Last year we were commissioned to manage a research project all about fishing. Sounds easy right? Cast your line and wait for them to bite…wrong. Turns out finding the perfect participants for this project took time, patience, and the perfect bait to net the right people to take part.
The project took place over three UK locations. We recruited and project managed the recruitment and execution of face-to-face depth interviews, mini groups, and larger focus groups, with over 80 participants who were either current, potential or lapsed anglers. Recruitment consisted of both list and free-find recruitment methods and we used our experienced in-house recruitment team and our trusted network of freelance recruiters to scour the riverbanks, canal sides, waterways and shorelines of the UK to tackle recruiting the right people for the job.

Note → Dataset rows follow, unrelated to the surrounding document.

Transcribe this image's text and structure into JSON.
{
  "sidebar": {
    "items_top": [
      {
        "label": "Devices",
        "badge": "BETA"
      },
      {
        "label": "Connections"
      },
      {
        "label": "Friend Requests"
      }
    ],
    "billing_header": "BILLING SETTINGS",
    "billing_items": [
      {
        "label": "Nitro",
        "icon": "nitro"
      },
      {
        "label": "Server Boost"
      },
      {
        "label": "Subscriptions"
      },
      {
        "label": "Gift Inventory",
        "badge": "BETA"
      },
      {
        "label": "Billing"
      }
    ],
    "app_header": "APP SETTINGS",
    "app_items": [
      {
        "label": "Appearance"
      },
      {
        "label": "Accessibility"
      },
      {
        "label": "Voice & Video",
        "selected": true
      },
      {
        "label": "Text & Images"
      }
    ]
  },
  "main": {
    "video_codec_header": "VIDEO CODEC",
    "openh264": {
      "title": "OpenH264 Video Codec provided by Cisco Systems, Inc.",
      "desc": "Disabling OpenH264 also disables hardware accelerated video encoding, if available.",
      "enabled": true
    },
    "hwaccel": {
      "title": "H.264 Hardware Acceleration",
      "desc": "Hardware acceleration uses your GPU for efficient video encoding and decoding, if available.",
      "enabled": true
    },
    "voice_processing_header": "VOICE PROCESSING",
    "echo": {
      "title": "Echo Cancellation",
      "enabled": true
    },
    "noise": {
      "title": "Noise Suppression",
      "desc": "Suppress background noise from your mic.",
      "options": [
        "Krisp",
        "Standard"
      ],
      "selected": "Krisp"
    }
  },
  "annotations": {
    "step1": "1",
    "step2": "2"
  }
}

Now, finding current or lapsed anglers wasn’t the issue. Finding anglers who were willing to share their experiences (both good and bad) of fishing, purchasing and renewing the appropriate rod licence and maintaining interaction with the Environment Agency were tricky to find as todays pace of life is juxtaposed to the relaxed and laissez-faire nature of fishing. That, accompanied with group attendance after business hours, and during the summer months when any spare time meant fishing time proved quite the challenge.
Building trust with this audience was key to the project’s success. We spent hours reading blogs and observing developing conversations on social media through groups and threads to understand the range of mindsets and attitudes of these audiences, familiarising ourselves with people who were active or passive anglers. This helped us in the recruitment process to empathise, understand and encourage honesty throughout screening. Invites were sent out via email and by post to those who were not engaged with technology to welcome them to the research. We chatted to partners and wives (and husbands) to communicate the purpose and practicalities of the research to encourage attendance and participation in the sessions.
The efforts we made over and above to engage and encourage our participants meant that attendance rate was high with near-to-full attendance across all groups and depths and the findings of the research was plentiful and revealing for our end client.
Have a hard to reach audience that requires a little more effort to catch? Drop us a line at firstname.lastname@example.org (apologies for all the fish puns in this blog – we were krilling ourselves writing it)